When scanning the data, count every line with "triggers" in it, and report only the resulting number.

====== Data in this exercise ======

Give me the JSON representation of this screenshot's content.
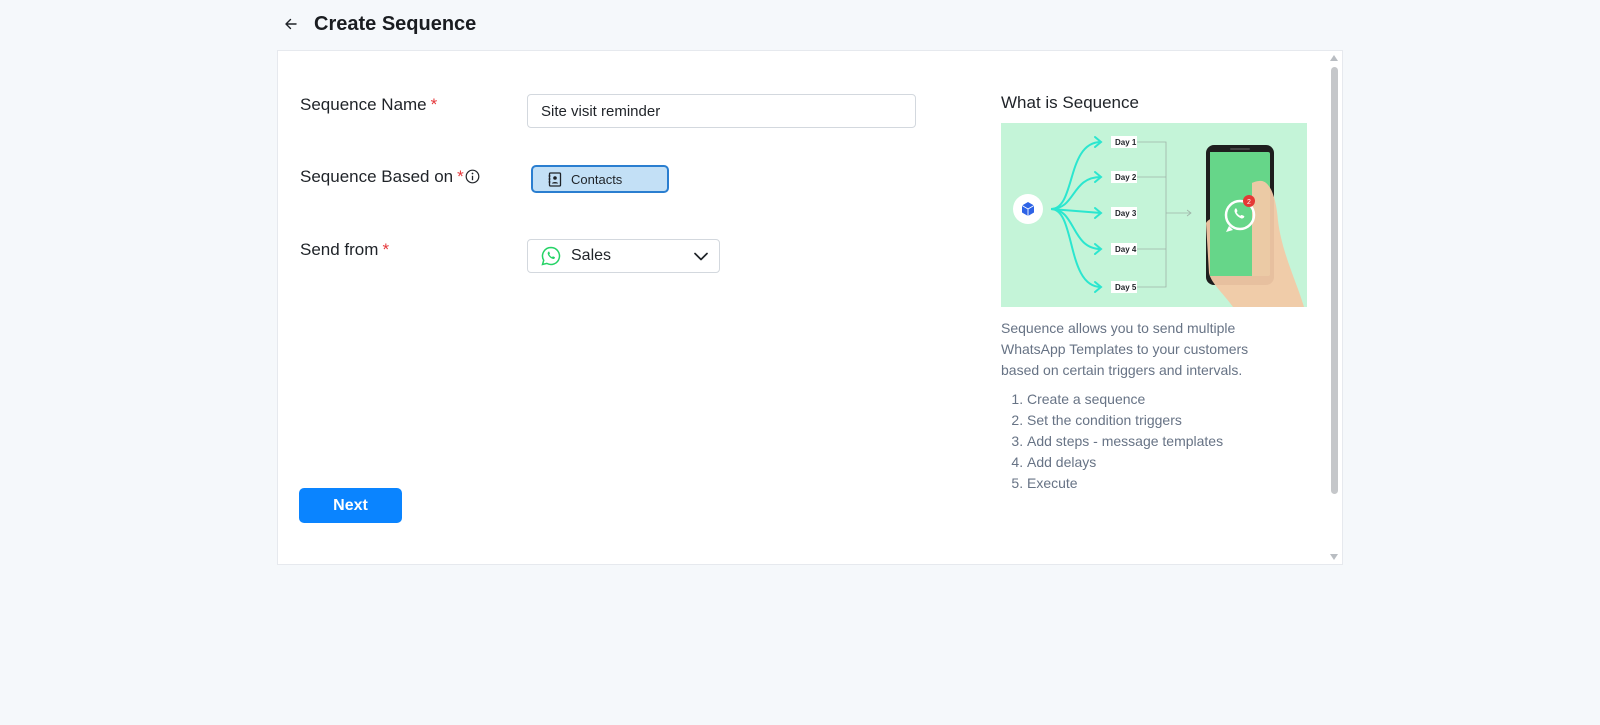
{
  "header": {
    "title": "Create Sequence"
  },
  "form": {
    "name_label": "Sequence Name",
    "name_value": "Site visit reminder",
    "based_on_label": "Sequence Based on",
    "based_on_option": "Contacts",
    "send_from_label": "Send from",
    "send_from_value": "Sales",
    "required_mark": "*",
    "next_label": "Next"
  },
  "sidebar": {
    "title": "What is Sequence",
    "illustration": {
      "days": [
        "Day 1",
        "Day 2",
        "Day 3",
        "Day 4",
        "Day 5"
      ],
      "badge": "2"
    },
    "description": "Sequence allows you to send multiple WhatsApp Templates to your customers based on certain triggers and intervals.",
    "steps": [
      "Create a sequence",
      "Set the condition triggers",
      "Add steps - message templates",
      "Add delays",
      "Execute"
    ]
  },
  "colors": {
    "primary": "#0a84ff",
    "chip_bg": "#c3e0f6",
    "chip_border": "#2a7ed0",
    "required": "#e5373a",
    "whatsapp": "#25d366",
    "illustration_bg": "#c4f4d8"
  }
}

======

Exercise solution: 2